But Cross Green is home to one of Leeds’ most exciting new buildings. Here, on its southern face is a striking living wall, one of the largest in Europe, providing biodiversity in an otherwise wholly man-made environment.
The building itself relies heavily on glass and elegant timber framing. It’s something of an anachronism in a zone of modern concrete boxes.
These days we’re all encouraged to recycle – glass, paper, tins, plastic, garden waste – even, in some local authorities, food waste. By rights, little should need to find its way into those black bags steadily filling every landfill site in the country. But it does.
The advanced technology in this building aims to prevent that: and thanks to our friends Graham and Trish, we spent an afternoon finding out how.
We started out in one of the meeting rooms, looking through glass to watch a monstrous grab working with up to 6 tonnes per grab of shredded miscellaneous waste. This was waste at the end of its journey, but still useful.
Come with us. Put on the work boots they give you, the hi-viz jacket, the safety helmet and the goggles.
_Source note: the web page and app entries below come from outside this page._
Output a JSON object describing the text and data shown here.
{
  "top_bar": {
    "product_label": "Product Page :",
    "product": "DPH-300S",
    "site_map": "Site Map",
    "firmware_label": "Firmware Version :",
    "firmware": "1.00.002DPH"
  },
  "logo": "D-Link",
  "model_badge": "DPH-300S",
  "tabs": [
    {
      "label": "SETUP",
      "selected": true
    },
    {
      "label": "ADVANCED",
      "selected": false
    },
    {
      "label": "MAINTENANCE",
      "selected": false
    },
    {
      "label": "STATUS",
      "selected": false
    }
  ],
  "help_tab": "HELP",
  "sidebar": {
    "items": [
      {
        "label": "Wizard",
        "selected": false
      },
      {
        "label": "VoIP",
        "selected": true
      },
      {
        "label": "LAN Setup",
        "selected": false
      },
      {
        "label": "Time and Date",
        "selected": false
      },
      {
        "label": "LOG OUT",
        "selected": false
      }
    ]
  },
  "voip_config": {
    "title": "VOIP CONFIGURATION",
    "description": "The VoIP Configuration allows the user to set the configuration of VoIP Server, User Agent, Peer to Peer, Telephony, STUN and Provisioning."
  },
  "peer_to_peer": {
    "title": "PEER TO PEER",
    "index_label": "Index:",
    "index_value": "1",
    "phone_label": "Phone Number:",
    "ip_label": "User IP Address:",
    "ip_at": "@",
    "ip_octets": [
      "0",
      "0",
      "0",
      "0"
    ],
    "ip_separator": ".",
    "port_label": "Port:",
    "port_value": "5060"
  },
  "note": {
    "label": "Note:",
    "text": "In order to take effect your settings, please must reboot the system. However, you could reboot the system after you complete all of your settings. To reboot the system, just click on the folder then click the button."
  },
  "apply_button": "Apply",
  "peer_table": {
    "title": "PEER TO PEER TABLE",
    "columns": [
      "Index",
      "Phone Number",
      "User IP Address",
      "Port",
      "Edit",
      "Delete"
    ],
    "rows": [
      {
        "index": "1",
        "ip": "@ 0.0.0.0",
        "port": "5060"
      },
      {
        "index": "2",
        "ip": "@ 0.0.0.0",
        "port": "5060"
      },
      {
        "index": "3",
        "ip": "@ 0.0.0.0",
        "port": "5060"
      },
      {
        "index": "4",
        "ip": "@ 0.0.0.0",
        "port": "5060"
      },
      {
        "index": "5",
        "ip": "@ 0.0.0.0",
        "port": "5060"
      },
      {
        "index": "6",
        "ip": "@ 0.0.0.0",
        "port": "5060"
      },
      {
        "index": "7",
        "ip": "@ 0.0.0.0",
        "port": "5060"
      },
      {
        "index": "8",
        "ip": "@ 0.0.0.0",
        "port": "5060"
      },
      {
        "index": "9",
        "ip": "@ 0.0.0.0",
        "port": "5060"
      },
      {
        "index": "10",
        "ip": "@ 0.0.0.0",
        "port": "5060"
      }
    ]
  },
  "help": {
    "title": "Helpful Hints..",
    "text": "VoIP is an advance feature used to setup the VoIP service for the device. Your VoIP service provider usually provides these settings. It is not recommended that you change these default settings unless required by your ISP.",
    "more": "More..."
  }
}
Come with us and we walk from point to point in this immense building.
Here are the monitors which – er- monitor every part of the plant. Look carefully and you’ll see flames on one of the screens.
This is an incinerator which burns the unrecoverable waste we had been looking at earlier, to produce heat. The heat turns water into steam. The steam powers a turbine. The turbine generates about 13 MW of electricity – enough to supply the needs of 22,000 homes. Emissions are carefully controlled, cleaned and captured, and the ash generated by this unimaginably hot bonfire is used as aggregate in road building.
Before that though, materials which could have been recycled earlier are extracted. Paper and card are blown from the refuse. Metals are fished out by magnets. We couldn’t take pictures as we walked round the plant, so you’ll have to take my word for it.
There’s not really a market for the degraded paper which finds its way here. But next time you take an egg from an egg box, or find yourself staring at a sick-bowl in hospital, or need to buy some paper-based animal bedding, you might be using something that started out in the RERF in Leeds.
I could blind you with facts and figures, but I think it’s enough to know that Leeds is helping to meet its ambitious zero-waste plans with projects such as this. We, wherever we live, have an obligation to develop our own personal zero-waste strategies. Maybe you have a group you could join, like our own Plastic Free Ripon? More of that in another post.
Click on any image to see it full size.